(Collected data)
########################################

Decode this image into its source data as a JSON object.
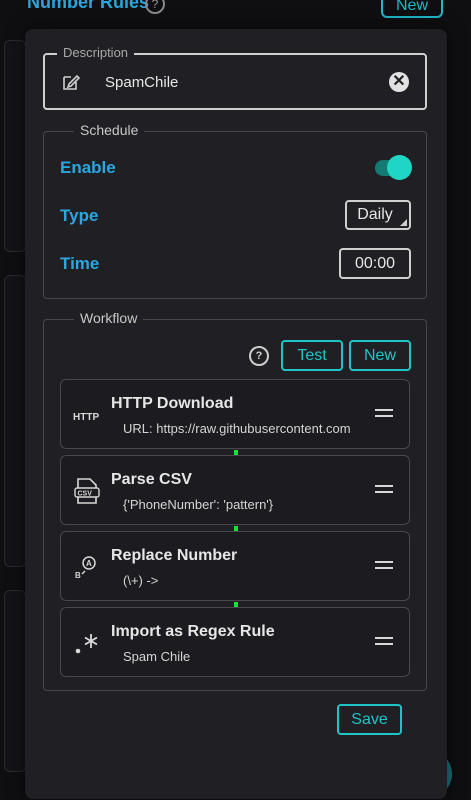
{
  "background": {
    "title": "Number Rules",
    "help_glyph": "?",
    "new_label": "New"
  },
  "description": {
    "legend": "Description",
    "value": "SpamChile",
    "clear_glyph": "✕"
  },
  "schedule": {
    "legend": "Schedule",
    "enable_label": "Enable",
    "enabled": true,
    "type_label": "Type",
    "type_value": "Daily",
    "time_label": "Time",
    "time_value": "00:00"
  },
  "workflow": {
    "legend": "Workflow",
    "help_glyph": "?",
    "test_label": "Test",
    "new_label": "New",
    "steps": [
      {
        "icon": "http-icon",
        "icon_text": "HTTP",
        "title": "HTTP Download",
        "subtitle": "URL: https://raw.githubusercontent.com"
      },
      {
        "icon": "csv-file-icon",
        "icon_text": "CSV",
        "title": "Parse CSV",
        "subtitle": "{'PhoneNumber': 'pattern'}"
      },
      {
        "icon": "replace-icon",
        "icon_text": "B A",
        "title": "Replace Number",
        "subtitle": "(\\+) ->"
      },
      {
        "icon": "regex-icon",
        "icon_text": ".*",
        "title": "Import as Regex Rule",
        "subtitle": "Spam Chile"
      }
    ]
  },
  "footer": {
    "save_label": "Save"
  },
  "colors": {
    "accent_blue": "#2aa6e0",
    "accent_teal": "#1fc4c6",
    "connector_green": "#19e13c",
    "dialog_bg": "#202024"
  }
}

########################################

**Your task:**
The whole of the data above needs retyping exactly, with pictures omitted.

**Response area:**
Decode this image into its source data as a JSON object.
{
  "background": {
    "title": "Number Rules",
    "help_glyph": "?",
    "new_label": "New"
  },
  "description": {
    "legend": "Description",
    "value": "SpamChile",
    "clear_glyph": "✕"
  },
  "schedule": {
    "legend": "Schedule",
    "enable_label": "Enable",
    "enabled": true,
    "type_label": "Type",
    "type_value": "Daily",
    "time_label": "Time",
    "time_value": "00:00"
  },
  "workflow": {
    "legend": "Workflow",
    "help_glyph": "?",
    "test_label": "Test",
    "new_label": "New",
    "steps": [
      {
        "icon": "http-icon",
        "icon_text": "HTTP",
        "title": "HTTP Download",
        "subtitle": "URL: https://raw.githubusercontent.com"
      },
      {
        "icon": "csv-file-icon",
        "icon_text": "CSV",
        "title": "Parse CSV",
        "subtitle": "{'PhoneNumber': 'pattern'}"
      },
      {
        "icon": "replace-icon",
        "icon_text": "B A",
        "title": "Replace Number",
        "subtitle": "(\\+) ->"
      },
      {
        "icon": "regex-icon",
        "icon_text": ".*",
        "title": "Import as Regex Rule",
        "subtitle": "Spam Chile"
      }
    ]
  },
  "footer": {
    "save_label": "Save"
  },
  "colors": {
    "accent_blue": "#2aa6e0",
    "accent_teal": "#1fc4c6",
    "connector_green": "#19e13c",
    "dialog_bg": "#202024"
  }
}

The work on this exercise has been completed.